Death of a Tradition

Valentina Wysocki

July 1, 2006

Silence filled the vehicle, pressing against the windows and leaking out into the cold, dark December night. There was no refuge to be found outside; even the snow had stopped falling. Finding no escape in the shadowless night I turned my attention back into the car and to my family. My father sat gripping the steering wheel, instinctively driving straight, but having no real concept of where he was going. My mother rested her head against her arm, obviously aware of my father’s lack of direction and displeased at his ignoring her advice to head back the way we had come. My little sister sat next to me, her legs curled up underneath her and her eyes closed. She wasn’t asleep, but the appearance of it would be enough to save her from more entreaties to buckle up and lectures on the importance of safety in vehicles. The absence of my older sister was, for the first time, profoundly felt.

Every year since my parents were married, December twenty-third had been the beginning of their holiday festivities. As newlyweds and expectant parents they felt the need to create a sense of tradition and family. Thus the practice of Christmas Light Looking was started, and for the next twenty years nothing, not even blizzards or sickness, could stop them from piling the family into their vehicle, eating at a restaurant that was frequented every Friday, and driving around northern Lorain County observing the seasonally decorated houses. As their family grew from one, to two, and finally to three daughters, the quiet conversations of what Santa Claus would bring in two days were drowned out by the wailing of Christmas carols from the back seat. Any house that possessed even a lit wreath warranted oohs and aahs, and, on the rare occasion that a truly beautiful house was observed, my parents would smile at the sight of three wide-eyed, mouth agape children whose silence was soon shattered by cries of "Did you see that?" and "One day I am going to live in that house.&quot

Even as the years went by and my sisters and I grew more and more disinterested with lights and houses the tradition still continued. The idea of driving around aimlessly was not what motivated us to preserve this tradition. For my sisters and me it was part of Christmas; it was expected like snow and Grandma and Grandpa’s House on Christmas Eve. For my parents it was a way of reaching us beyond the day to day routines and struggles. This silly practice connected the years together, pulling the past into the present. We all knew this, and for these reasons we cherished our quirky family tradition.

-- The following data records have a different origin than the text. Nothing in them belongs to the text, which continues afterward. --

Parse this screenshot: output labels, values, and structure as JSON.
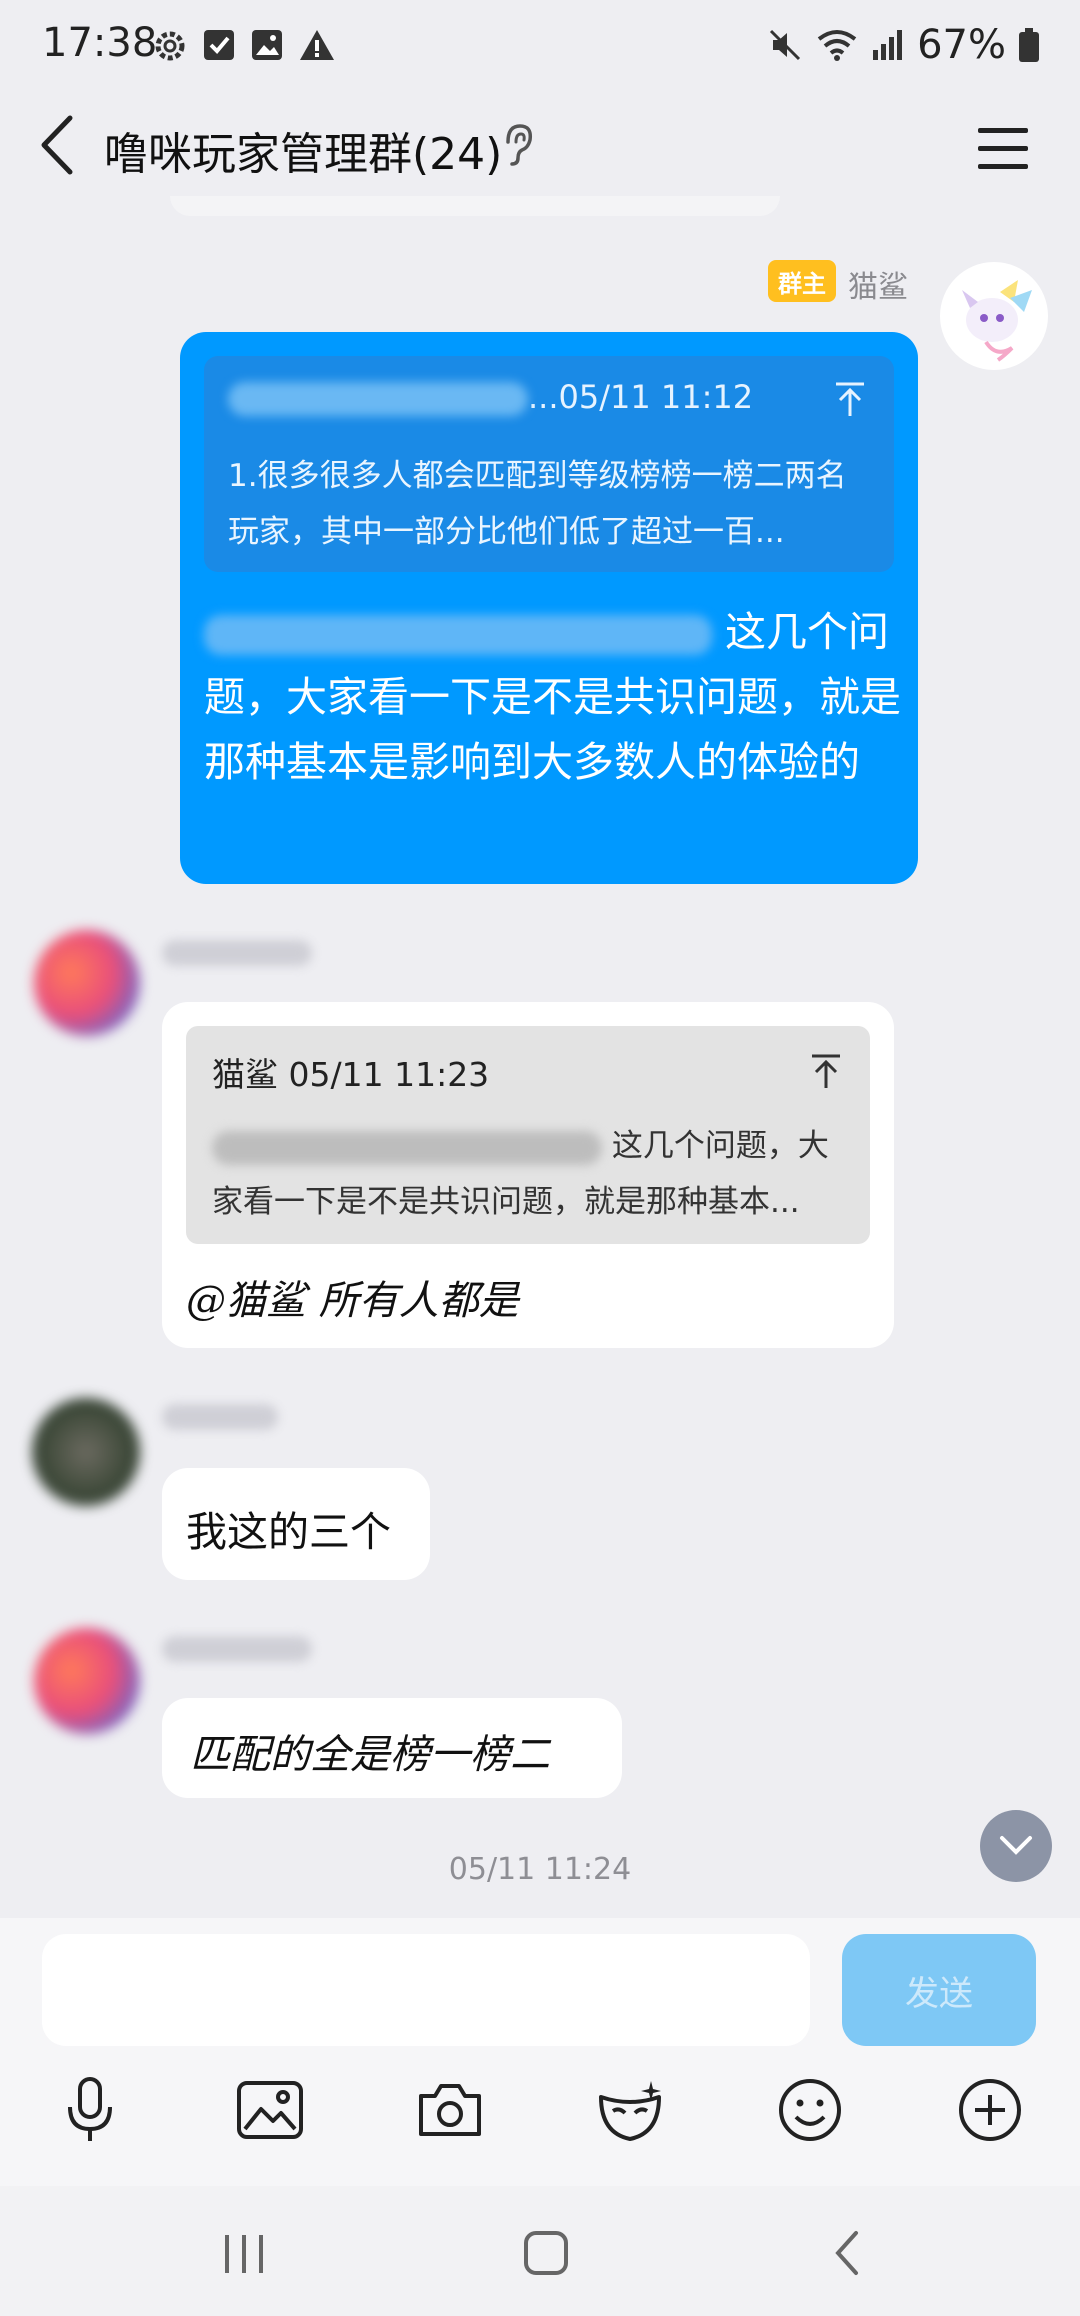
{
  "status_bar": {
    "time": "17:38",
    "battery": "67%",
    "icons_left": [
      "gear-icon",
      "checkbox-icon",
      "image-icon",
      "warning-icon"
    ],
    "icons_right": [
      "mute-icon",
      "wifi-icon",
      "signal-icon",
      "battery-icon"
    ]
  },
  "header": {
    "title": "噜咪玩家管理群(24)"
  },
  "messages": [
    {
      "sender_badge": "群主",
      "sender_name": "猫鲨",
      "quote_header_suffix": "...05/11 11:12",
      "quote_text": "1.很多很多人都会匹配到等级榜榜一榜二两名玩家，其中一部分比他们低了超过一百...",
      "text_suffix": "这几个问题，大家看一下是不是共识问题，就是那种基本是影响到大多数人的体验的"
    },
    {
      "quote_header": "猫鲨 05/11 11:23",
      "quote_text_suffix": "这几个问题，大",
      "quote_text_line2": "家看一下是不是共识问题，就是那种基本...",
      "text": "@猫鲨 所有人都是"
    },
    {
      "text": "我这的三个"
    },
    {
      "text": "匹配的全是榜一榜二"
    }
  ],
  "timestamp": "05/11 11:24",
  "input": {
    "placeholder": "",
    "send_label": "发送"
  },
  "toolbar": [
    "mic-icon",
    "gallery-icon",
    "camera-icon",
    "mask-icon",
    "emoji-icon",
    "plus-icon"
  ],
  "colors": {
    "self_bubble": "#0099ff",
    "owner_badge": "#ffbf1f",
    "send_button": "#7ec8f5",
    "background": "#eeeef2"
  }
}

These sentiments alone were not strong enough to save our beloved tradition from the tyrant of time. Although there had been jokes about it not being able to continue and laughter over the different ways to accommodate any new members of the family, it was never considered a real possibility that this practice would die anytime soon. Yet, here we were driving down an unknown road, the winter night encompassing us, one family member short.

Her decision not to come seemed like an easy one for her to make. Her reason had been that she wanted to go sledding with friends; this excuse would be unacceptable for missing any family gathering, but using it as a reason to break our tradition seemed almost insane. My younger sister and I tried to reason with my older sister. We attempted to play on how important this was to our parents; I even threatened to force her to go. Nothing worked. She could not be coerced to come with us, to let us live in our world of tradition one year longer.

Her flimsy excuse, it seems, was a mask for the real reason she didn’t want to attend. She understood that our family was changing, being pulled and stretched to fit a new role and purpose. She was the only one to grasp that this tradition was rooted in my parent’s marriage and when it ended the tradition too had to end. The trials and struggles of the last year had demanded a change in the way that our family worked; yet she was the only one brave enough to act on this demand. Despite her valiant effort, the remaining four of us decided to hold true to tradition. There was some spite behind our motivation; we wanted to prove to my older sister that she was wrong, that our tradition could live on. Silence was our reward for such motivations.

As the car continued on cautiously my thoughts rolled through my mind, shifting from memories of the past year to memories of the December twenty-thirds that once were. Without even the sound of the radio to relieve me from my thoughts, I allowed myself to really analyze how my family had changed. I saw for the first time that my sister was right. That period of our lives, where a car ride and Christmas Lights were practical representations of our family unity, had passed. I struggled with this realization like I fought against the growing pains of childhood. The farther we drove, though, the more I came to see the importance of letting go. We had to let our tradition die, let it become a memory. By clinging to it, trying to pull every last sustenance from it, we were only living in a world of illusions. We had tarnished the idea of our tradition by forcing it to live on; perhaps we would have been better letting it die before it became the strained car ride in which I was caught. As realization and acceptance became one, I settled back into my seat, no longer feeling the ominous silence around me. Instead, the quiet of the car wrapped around me, letting me fall into a peaceful sleep.

Valentina Wysocki is a sophomore from Lorain, Ohio, majoring in Political Science and History.